EXERCISE DESCRIPTION:
Which lines below mention "translate"? Pick each one out.

STORED DATA:
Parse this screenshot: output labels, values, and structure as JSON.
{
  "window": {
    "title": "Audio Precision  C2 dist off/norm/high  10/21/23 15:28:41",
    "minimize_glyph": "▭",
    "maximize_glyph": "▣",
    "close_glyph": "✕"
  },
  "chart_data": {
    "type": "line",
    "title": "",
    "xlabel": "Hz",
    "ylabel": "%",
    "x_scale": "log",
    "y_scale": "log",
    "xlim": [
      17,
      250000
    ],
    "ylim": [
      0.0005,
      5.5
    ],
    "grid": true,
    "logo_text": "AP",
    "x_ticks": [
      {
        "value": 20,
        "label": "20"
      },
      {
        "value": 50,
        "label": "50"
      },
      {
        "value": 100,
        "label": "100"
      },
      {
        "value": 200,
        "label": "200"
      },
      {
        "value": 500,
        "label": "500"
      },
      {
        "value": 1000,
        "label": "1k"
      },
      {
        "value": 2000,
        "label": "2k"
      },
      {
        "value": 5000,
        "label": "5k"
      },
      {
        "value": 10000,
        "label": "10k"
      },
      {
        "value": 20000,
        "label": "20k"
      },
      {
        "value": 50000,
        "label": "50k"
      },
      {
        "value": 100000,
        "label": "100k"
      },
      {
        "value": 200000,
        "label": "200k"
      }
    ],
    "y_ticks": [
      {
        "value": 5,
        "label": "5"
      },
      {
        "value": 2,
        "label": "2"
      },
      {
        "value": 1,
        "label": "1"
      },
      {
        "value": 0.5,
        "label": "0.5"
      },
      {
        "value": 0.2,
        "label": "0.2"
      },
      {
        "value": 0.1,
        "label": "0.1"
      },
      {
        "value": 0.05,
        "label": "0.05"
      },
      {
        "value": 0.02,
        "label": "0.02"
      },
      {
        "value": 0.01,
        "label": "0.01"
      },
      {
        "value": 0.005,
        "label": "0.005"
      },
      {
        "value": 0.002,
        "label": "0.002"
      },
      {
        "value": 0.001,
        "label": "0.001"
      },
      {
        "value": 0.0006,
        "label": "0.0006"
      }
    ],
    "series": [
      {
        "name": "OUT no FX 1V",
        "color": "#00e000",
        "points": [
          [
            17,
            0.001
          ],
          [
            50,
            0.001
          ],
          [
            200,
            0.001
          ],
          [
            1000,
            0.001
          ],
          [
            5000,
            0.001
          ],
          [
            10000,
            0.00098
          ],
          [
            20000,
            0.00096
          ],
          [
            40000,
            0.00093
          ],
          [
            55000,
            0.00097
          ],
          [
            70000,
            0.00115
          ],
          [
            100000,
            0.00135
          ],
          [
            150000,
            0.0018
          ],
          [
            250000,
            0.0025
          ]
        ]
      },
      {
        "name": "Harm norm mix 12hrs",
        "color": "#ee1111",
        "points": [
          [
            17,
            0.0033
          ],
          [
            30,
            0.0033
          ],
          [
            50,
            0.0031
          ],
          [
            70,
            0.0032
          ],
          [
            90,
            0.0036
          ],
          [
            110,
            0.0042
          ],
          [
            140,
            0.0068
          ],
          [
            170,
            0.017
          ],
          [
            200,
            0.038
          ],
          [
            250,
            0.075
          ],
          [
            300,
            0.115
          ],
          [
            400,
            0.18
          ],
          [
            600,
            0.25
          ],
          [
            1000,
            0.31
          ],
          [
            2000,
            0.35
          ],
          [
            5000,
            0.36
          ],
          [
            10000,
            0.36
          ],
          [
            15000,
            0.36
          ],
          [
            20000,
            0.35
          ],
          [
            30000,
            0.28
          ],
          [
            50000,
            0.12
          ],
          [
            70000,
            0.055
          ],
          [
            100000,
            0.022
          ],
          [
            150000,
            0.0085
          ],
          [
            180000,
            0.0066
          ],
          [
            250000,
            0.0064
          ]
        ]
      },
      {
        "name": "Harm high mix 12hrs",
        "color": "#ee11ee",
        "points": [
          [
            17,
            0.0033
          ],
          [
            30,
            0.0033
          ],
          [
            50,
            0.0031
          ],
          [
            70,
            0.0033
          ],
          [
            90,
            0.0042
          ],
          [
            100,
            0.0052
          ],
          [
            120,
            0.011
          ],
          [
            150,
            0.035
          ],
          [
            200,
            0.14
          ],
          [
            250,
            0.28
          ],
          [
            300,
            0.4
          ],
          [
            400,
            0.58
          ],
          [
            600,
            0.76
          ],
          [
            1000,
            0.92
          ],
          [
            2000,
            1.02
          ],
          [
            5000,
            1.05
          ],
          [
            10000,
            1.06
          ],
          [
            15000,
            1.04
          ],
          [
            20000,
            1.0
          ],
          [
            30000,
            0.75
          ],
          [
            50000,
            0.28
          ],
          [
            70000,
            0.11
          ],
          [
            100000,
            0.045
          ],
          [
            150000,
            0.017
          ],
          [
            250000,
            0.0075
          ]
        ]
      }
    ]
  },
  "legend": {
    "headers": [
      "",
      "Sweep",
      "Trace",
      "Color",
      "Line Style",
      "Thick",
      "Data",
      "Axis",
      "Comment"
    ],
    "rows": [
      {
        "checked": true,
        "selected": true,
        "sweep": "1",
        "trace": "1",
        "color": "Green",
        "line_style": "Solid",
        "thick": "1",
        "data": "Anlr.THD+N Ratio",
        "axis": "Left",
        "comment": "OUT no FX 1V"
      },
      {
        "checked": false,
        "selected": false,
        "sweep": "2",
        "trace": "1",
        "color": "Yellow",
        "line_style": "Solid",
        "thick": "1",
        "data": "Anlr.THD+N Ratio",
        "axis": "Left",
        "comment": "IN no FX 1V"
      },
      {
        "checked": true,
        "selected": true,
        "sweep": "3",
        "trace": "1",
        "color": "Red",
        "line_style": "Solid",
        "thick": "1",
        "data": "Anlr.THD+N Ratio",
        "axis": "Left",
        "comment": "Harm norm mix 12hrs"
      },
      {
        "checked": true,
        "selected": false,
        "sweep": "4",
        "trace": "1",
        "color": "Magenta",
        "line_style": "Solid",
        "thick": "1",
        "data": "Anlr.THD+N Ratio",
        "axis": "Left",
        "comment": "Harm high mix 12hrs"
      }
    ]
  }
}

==

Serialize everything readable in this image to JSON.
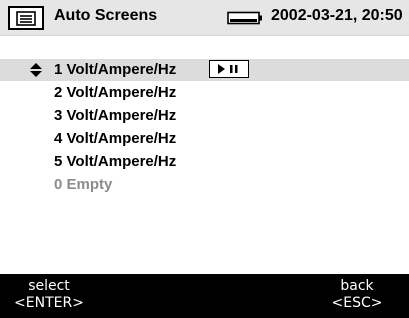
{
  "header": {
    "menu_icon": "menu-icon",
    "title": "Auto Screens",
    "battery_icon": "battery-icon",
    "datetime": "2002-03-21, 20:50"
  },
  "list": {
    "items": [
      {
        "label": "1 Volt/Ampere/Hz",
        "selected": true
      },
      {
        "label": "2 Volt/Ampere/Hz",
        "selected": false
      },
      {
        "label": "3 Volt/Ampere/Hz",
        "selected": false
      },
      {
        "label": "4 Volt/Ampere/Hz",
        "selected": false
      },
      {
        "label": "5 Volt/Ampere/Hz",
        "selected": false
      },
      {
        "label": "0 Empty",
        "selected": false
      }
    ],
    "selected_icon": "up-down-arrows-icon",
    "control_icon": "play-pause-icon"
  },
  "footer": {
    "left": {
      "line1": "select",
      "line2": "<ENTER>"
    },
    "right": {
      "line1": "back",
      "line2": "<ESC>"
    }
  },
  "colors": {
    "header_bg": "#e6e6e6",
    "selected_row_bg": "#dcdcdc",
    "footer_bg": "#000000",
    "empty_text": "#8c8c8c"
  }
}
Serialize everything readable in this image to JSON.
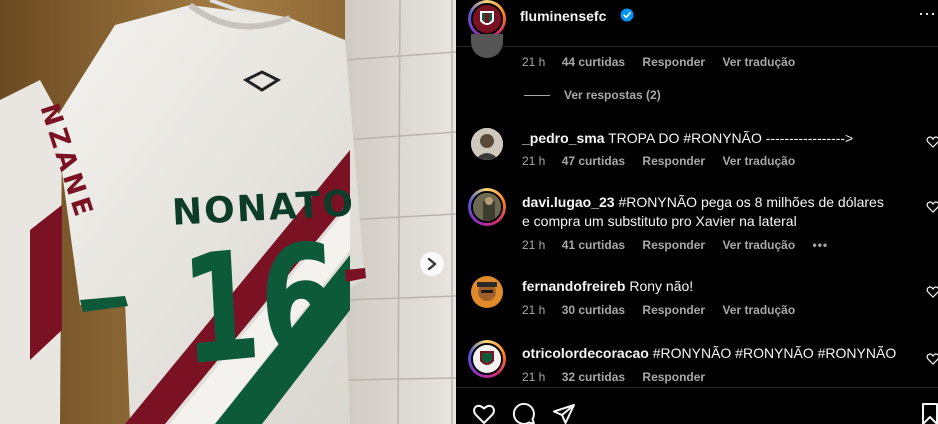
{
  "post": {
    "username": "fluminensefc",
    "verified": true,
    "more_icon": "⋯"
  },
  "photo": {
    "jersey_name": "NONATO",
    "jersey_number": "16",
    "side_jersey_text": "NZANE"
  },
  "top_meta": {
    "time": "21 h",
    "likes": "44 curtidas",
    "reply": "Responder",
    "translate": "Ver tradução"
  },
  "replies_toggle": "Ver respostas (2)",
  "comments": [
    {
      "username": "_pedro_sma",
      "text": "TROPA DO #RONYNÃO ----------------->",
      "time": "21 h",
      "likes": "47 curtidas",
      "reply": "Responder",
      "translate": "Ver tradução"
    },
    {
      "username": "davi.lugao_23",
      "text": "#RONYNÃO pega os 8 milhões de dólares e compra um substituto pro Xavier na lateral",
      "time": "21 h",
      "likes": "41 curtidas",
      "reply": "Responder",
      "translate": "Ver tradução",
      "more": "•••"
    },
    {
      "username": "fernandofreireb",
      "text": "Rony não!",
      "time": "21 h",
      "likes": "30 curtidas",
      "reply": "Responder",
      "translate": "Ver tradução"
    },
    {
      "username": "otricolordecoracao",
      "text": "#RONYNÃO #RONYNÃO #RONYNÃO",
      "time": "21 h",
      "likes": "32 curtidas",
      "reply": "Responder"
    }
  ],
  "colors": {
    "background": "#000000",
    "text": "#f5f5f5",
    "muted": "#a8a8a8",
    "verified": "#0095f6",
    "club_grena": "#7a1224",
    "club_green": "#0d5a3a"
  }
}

PROBLEM SOLUTION:
    "translate": "Ver tradução"
      "translate": "Ver tradução"
      "translate": "Ver tradução",
      "translate": "Ver tradução"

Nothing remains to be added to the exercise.